When public resources are allocated to bailouts and subsidies constantly and in numerous sectors the crowding-out effect not only hurts the real economy but it also forces taxpayers and investors out. Who will create wealth and tax revenues if we end up with a country of rescued banks and subsidized firms?
The electricity sector regulation that has been leaked seems equally wrong-footed, aiming to seize revenues from any company that generates positive cash flow. After a decade of planning as if demand were to grow by 2 percent per annum, giving subsidies everywhere. Now that the tariff deficit and the cost of the system have ballooned, the solution is to tax everyone with the risk of bankrupting the whole energy sector, which would be loss-making in generation and distribution in Spain.For reference, I wrote an article a few months ago about the numerous mistakes made by Spain in its energy policy called “The problem of fixing the price of electricity in government offices and not in the market.”
In a nutshell, we have a problem when most technologies are subsidized and over-capacity is not sorted through market dynamics. Subsidized coal, capacity payments, “restriction” markets, unsustainable premiums to renewables, etc. Overcapacity in the entire system… But who cares when the taxpayer pays for generous subsidies and planning mistakes?
We risk losing investors in Spanish debt and the Ibex 35
If we rescue the inefficient and those who eternally generate losses, we will continue pushing out investments and capital, hurting small and medium enterprises, which generate 70 percent of value added in our country, making it impossible for businesses to grow due to restrictive legislation, high energy costs and an onerous tax burden.The policy of “pretend and extend” of the government aims to help different lobbies, but the problem is that cronyism just makes zombie companies, not strong ones. As the government slowly runs out of other people’s money, even lobbies end up suffering the tax collection greed. Everybody loses.

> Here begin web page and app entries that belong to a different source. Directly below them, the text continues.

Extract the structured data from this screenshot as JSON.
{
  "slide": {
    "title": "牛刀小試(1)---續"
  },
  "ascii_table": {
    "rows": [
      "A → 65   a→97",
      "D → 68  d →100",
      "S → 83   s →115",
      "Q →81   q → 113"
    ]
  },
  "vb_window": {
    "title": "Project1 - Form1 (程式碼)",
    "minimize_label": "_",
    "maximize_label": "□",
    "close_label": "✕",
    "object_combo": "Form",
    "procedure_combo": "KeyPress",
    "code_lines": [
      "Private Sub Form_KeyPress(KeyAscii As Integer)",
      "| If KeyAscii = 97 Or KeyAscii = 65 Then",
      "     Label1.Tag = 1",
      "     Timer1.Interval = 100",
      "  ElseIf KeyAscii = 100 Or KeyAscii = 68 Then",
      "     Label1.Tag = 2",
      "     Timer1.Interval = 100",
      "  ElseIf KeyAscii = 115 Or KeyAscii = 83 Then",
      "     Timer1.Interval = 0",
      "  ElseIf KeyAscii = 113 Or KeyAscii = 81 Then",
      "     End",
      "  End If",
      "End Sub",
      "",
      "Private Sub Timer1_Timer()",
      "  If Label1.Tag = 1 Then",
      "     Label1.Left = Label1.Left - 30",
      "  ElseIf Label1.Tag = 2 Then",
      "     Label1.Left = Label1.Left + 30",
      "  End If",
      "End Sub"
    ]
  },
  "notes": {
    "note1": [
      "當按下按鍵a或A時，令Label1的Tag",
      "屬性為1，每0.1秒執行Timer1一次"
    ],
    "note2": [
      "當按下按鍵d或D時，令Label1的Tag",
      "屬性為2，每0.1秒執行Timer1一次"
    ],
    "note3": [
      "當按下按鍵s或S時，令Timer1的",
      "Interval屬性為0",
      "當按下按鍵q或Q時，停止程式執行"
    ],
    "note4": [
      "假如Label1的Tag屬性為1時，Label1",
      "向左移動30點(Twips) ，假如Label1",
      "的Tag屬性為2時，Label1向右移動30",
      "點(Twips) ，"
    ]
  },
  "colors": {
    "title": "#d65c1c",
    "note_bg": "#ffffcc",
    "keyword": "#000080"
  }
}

The state cannot limit and supplant the private sector. Just looking at the average returns made by government investments in the past eight years is painful. Negative, on average, compared with the cost of capital.
The bank bailouts and unproductive subsidies are two very similar problems arising from the habit of governments of intervening in business decisions and then “try to solve” their mistakes through confiscatory measures. And it’s very easy to do when there is too much money available, but when the government runs out of other people’s money, funding inefficiency and subsidies means more debt.
And then we have a problem with 320 percent of GDP in private and public debt, 20 percent of the total private debt of Spain in the balance sheet of 15 companies of the Ibex, and refinancing needs in 2014 that account for 35 percent of the total “supply” of bonds in Europe.
We must stop intervening wildly. The solution for Spain cannot be trying and failing to recover the tax revenues from the real estate bubble, as I mentioned in this Wall Street Journal article.
I read that the Spanish government is very worried about the possibility that the companies in the Ibex 35 could be taken over. However, through a myriad of taxes, regulatory changes and legal uncertainty, Spain seems to be making its companies unattractive and weaker, massively indebted, uneconomic and subject to the whims of the state both from the investment side (“you have to build at any cost”) and from the side of profits, which are seized from time to time.
It is sad to say, but more and more funds are not allowed to invest in Spain. I hear it constantly. “Spain is uninvestable.” If I were a member of the government, I would worry less about trying to “protect” through intervention and I would worry more about attracting capital.